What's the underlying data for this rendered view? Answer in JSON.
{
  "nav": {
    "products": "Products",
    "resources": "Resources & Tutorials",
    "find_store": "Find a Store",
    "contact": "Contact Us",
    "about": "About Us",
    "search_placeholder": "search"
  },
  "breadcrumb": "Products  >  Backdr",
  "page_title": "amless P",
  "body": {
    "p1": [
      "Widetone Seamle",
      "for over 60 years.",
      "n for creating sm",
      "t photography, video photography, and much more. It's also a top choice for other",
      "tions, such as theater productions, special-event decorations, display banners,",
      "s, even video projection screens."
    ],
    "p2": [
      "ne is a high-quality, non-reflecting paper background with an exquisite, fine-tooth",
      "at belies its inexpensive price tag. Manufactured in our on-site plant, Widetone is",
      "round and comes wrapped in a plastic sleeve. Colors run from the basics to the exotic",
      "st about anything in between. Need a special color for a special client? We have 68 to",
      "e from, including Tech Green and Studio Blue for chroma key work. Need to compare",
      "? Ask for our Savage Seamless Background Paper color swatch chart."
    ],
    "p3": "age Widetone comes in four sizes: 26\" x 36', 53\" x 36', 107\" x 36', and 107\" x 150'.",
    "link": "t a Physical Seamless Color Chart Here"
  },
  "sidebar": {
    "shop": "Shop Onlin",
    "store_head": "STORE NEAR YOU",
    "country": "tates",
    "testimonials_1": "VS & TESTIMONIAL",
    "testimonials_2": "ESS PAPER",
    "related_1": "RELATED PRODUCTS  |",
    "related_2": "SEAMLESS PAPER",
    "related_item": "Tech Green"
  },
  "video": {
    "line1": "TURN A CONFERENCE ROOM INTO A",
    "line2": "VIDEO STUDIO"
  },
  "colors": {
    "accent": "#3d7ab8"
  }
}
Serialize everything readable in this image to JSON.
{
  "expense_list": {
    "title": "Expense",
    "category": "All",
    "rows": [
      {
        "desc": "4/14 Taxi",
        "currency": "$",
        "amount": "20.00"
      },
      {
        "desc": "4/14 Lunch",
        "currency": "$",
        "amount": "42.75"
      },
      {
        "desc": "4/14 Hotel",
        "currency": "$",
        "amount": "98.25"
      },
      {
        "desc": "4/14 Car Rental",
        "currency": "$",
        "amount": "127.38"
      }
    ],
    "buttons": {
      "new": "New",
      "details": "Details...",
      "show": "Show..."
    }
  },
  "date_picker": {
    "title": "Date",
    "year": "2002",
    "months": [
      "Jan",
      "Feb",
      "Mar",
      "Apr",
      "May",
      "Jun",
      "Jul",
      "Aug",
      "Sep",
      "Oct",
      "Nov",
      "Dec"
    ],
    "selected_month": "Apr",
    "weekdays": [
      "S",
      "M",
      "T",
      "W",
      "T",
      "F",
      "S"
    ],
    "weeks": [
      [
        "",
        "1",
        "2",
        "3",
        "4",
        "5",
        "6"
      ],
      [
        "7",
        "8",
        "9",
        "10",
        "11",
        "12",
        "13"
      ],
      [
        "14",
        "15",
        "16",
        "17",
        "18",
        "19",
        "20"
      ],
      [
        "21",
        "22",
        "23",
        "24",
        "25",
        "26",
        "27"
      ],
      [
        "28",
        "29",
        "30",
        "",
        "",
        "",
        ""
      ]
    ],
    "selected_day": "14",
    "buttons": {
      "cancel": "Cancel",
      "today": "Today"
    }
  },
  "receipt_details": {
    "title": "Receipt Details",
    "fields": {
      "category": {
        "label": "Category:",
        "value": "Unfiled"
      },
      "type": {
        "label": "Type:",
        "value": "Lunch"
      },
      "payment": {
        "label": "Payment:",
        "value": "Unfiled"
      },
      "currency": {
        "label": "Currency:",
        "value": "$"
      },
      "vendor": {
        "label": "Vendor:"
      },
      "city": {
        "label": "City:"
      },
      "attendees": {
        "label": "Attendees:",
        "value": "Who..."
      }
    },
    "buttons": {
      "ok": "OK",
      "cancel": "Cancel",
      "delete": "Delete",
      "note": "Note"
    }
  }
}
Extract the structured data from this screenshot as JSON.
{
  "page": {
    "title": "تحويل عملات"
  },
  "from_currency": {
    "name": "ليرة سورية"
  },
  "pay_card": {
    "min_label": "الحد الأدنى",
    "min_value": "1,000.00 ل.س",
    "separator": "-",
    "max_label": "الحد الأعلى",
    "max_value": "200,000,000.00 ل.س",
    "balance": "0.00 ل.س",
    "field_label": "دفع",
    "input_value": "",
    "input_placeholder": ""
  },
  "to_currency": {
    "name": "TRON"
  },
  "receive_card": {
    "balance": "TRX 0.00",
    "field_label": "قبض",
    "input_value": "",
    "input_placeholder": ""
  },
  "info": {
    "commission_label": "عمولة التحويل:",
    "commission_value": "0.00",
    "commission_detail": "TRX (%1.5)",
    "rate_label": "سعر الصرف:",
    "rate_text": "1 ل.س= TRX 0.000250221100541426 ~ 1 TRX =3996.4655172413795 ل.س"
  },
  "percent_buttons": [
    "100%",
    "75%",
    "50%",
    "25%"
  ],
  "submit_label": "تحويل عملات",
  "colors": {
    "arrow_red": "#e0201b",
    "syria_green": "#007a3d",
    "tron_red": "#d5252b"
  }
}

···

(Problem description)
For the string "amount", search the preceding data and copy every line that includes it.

(Finished task)
        "amount": "20.00"
        "amount": "42.75"
        "amount": "98.25"
        "amount": "127.38"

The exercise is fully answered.